“Back in 2015, UnitedHealth, the largest US health insurance company, purchased pharmacy-benefit manager Catamaran and combined it with UnitedHealth’s OptumRx to become the third largest pharmacy-benefit manager,” she notes. “More recently, UnitedHealth’s Optum announced its acquisition of DaVita Medical Group, which is another example of vertical integration between health insurers and medical providers. The most striking deal following the CVS/Aetna merger is Cigna’s $67 billion acquisition of Express Scripts Holding Co., which was announced earlier this month. Cigna had a similar experience to Aetna in that its attempted merger with another large health insurer – in this case Anthem – was blocked by regulators.”

The HMO Impact

The Aetna/CVS merger would create a format similar to the health maintenance organization (HMO), which provides economic efficiency through the integration of services. Xie notes that Kaiser Permanente, the largest insurer in California, is an example of this structure in current practice.

“In nature, Kaiser’s model is the integration of insurance, medical providers and pharmacy services which is considered to be a very successful model as reflected from Kaiser’s rising market share in the health insurance market in recent years,” she says. “In the Aetna/CVS case, this practice may bring down the cost of prescription drugs, however, whether it will reduce the transparency of drug prices for employers or whether it will increase the over-the-counter drug prices is still an open question.”

Opportunities in Health Insurance

According to a report from the Insurance Information Institute regarding employment trends, in 2017, 470,000 employees worked in the American health insurance industry, though regulatory changes and new technologies are expected to significantly change this field in the future.

“Business students can prepare themselves for this change in several ways. First, get a better understanding of the ongoing transformation in the health insurance industry and the challenges and opportunities the industry faces now. Second, broaden your knowledge regarding the operation of health-related industries, such as medical, pharmaceutical, pharmacy benefits management, and health insurance operations, so you can better understand and discover the vertical integration opportunities. The new business model will demand broad knowledge and a creative mindset,” says Xie. “Lastly, learn more about the opportunities and challenges brought by new technologies such as mobile apps, cloud computing, virtual reality, and artificial intelligence, as well as the shared economy that may very well shape the future of healthcare.”

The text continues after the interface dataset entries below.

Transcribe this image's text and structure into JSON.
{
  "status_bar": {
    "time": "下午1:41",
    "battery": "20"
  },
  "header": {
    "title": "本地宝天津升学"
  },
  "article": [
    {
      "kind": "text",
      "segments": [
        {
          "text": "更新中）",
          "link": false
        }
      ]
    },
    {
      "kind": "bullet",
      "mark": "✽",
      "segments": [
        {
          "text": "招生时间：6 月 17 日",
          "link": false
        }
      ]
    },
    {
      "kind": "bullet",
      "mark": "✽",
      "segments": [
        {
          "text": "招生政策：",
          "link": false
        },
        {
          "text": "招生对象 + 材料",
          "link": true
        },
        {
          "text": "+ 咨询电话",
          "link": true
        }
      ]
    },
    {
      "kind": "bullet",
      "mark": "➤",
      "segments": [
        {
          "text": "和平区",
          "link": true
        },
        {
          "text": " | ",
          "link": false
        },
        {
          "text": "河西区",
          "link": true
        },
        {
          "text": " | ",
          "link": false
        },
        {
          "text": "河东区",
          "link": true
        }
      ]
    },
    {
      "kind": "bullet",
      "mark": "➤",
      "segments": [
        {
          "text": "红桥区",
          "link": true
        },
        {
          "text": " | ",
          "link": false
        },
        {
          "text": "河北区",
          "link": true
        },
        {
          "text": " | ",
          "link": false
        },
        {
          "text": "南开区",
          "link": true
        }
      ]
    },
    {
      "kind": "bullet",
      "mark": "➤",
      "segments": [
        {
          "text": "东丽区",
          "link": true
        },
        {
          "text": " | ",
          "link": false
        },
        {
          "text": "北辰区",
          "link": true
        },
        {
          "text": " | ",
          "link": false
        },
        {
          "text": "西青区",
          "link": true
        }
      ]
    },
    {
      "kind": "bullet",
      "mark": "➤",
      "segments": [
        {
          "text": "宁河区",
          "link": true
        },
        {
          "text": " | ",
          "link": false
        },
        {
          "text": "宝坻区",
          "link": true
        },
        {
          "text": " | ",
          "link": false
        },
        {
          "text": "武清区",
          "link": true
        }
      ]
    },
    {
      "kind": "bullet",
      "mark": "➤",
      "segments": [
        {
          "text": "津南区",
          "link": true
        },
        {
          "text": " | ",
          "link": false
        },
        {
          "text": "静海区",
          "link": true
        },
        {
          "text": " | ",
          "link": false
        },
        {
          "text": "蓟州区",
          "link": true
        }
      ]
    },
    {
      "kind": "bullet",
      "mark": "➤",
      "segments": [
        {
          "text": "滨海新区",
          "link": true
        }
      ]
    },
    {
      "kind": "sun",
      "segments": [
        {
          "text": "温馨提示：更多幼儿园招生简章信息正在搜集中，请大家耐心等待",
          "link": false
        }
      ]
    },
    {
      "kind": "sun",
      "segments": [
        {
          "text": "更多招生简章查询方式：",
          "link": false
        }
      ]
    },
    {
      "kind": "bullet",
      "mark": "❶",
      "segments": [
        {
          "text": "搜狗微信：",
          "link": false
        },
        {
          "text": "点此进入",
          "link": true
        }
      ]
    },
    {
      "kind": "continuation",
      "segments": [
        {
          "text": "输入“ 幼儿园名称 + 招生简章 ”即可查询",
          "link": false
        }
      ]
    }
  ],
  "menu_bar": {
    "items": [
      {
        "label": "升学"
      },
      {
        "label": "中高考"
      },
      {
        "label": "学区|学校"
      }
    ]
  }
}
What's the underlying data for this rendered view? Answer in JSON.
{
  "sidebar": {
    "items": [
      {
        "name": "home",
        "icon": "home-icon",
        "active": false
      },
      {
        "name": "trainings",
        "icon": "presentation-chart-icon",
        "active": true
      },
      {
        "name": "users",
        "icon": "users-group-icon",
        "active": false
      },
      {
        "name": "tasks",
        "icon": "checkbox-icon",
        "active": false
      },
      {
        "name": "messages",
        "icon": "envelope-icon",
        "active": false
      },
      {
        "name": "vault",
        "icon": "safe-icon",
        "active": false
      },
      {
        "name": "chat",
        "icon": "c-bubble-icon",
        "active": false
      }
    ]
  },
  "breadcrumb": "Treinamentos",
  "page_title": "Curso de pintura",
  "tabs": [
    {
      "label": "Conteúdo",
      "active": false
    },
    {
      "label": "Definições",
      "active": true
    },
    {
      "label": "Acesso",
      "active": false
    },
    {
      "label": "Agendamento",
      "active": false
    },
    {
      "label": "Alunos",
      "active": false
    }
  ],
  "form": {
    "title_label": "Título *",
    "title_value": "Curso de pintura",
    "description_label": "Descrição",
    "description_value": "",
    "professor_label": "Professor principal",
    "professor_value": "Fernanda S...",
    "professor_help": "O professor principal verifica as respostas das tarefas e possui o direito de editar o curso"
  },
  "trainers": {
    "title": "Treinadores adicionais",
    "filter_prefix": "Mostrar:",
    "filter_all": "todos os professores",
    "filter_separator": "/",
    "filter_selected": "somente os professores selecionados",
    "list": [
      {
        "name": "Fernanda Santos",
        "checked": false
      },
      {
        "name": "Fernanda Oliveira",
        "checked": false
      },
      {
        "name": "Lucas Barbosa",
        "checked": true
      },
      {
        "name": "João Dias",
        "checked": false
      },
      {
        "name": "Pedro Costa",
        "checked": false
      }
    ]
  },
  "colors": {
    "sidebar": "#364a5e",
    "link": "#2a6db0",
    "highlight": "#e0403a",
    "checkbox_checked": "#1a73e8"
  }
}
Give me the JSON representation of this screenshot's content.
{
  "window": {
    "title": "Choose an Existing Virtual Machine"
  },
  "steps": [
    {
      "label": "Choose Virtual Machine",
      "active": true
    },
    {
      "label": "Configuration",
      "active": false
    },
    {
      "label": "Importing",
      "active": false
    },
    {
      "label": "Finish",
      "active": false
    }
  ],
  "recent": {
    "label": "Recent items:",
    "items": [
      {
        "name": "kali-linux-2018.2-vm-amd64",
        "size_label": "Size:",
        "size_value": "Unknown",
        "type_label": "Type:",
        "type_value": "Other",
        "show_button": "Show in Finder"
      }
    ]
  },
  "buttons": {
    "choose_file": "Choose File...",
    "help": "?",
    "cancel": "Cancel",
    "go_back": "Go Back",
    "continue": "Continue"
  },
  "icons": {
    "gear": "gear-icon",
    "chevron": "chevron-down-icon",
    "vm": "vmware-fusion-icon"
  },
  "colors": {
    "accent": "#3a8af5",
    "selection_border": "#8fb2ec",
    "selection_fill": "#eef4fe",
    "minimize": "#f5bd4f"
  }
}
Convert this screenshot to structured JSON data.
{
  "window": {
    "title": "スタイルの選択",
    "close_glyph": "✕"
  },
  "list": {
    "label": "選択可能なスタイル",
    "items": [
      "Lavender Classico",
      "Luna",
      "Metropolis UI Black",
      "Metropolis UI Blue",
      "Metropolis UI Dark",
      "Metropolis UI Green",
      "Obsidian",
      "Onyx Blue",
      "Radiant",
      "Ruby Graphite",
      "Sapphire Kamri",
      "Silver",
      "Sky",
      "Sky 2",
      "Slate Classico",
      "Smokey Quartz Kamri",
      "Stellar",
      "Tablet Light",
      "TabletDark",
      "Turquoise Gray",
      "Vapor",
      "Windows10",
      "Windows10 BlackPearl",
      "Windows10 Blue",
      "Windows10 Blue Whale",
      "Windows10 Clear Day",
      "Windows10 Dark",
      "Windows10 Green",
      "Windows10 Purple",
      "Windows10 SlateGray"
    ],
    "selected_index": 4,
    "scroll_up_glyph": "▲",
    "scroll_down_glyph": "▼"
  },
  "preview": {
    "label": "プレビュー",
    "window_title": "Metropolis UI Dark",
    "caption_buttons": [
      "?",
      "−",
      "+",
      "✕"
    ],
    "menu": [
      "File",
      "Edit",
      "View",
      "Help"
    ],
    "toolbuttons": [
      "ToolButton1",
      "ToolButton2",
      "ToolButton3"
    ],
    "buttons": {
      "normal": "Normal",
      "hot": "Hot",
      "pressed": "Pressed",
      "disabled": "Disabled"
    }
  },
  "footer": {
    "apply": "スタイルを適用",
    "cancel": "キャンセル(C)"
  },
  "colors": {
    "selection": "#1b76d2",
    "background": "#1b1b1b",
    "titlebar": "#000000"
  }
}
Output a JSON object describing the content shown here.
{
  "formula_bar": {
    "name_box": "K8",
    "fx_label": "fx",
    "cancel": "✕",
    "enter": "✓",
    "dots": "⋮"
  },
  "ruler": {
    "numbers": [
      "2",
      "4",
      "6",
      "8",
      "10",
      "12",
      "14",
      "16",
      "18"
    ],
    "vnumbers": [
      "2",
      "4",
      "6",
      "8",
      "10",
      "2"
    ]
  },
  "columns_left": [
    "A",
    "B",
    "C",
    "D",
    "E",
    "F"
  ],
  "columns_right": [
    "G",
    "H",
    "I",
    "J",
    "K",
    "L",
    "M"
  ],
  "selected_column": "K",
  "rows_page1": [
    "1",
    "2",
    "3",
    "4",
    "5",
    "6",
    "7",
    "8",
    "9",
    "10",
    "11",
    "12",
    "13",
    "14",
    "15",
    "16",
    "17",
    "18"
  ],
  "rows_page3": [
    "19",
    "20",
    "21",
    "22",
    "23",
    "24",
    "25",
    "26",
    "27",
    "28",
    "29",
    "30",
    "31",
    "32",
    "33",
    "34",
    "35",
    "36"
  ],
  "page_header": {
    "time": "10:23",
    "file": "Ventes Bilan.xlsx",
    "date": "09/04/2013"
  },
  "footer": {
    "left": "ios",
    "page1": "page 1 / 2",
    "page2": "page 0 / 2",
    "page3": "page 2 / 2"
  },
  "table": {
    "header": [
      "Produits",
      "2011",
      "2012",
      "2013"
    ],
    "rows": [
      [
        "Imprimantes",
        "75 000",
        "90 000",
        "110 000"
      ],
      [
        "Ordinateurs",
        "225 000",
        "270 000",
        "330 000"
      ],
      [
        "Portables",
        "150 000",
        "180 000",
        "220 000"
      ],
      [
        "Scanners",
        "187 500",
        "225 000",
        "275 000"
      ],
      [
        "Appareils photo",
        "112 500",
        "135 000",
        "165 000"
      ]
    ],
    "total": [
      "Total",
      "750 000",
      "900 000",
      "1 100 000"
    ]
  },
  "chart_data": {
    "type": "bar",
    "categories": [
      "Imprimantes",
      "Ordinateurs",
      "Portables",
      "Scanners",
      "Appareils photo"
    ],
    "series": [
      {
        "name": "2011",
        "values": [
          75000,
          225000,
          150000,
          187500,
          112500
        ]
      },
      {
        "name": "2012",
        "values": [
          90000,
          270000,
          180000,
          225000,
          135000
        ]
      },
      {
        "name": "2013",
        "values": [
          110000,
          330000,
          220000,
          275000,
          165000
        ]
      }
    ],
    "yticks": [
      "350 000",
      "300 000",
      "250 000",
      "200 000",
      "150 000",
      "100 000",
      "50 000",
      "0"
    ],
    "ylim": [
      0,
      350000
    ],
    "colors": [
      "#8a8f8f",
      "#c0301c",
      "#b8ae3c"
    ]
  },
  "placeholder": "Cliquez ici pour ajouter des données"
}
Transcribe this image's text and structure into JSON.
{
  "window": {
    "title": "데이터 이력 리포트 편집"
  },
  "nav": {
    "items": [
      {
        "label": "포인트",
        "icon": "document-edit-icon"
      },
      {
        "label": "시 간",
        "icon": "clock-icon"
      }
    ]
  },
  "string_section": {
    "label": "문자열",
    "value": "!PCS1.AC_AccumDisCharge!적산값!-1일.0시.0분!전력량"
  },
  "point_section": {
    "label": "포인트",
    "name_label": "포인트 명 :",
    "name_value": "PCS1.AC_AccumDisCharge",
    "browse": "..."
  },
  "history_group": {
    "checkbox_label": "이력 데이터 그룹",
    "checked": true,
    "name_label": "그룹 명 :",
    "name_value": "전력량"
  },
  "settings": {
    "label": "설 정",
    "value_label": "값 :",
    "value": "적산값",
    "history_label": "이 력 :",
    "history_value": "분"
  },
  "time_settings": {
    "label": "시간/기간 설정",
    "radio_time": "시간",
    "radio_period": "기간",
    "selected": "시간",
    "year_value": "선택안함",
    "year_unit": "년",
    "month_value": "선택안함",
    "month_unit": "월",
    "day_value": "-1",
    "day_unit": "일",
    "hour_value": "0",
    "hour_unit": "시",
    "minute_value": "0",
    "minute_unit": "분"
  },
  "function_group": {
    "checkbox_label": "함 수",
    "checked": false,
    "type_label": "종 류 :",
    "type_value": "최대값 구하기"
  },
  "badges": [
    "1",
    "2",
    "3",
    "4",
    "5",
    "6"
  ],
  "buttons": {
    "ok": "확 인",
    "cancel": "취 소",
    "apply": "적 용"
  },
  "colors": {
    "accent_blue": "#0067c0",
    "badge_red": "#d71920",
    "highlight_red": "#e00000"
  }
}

For More Information

For more on preparing for insurance careers, visit CIS at SGMH 4280. The center hosts various speakers and offers academic undergraduate and graduate insurance programs, scholarships, and job-placement resources.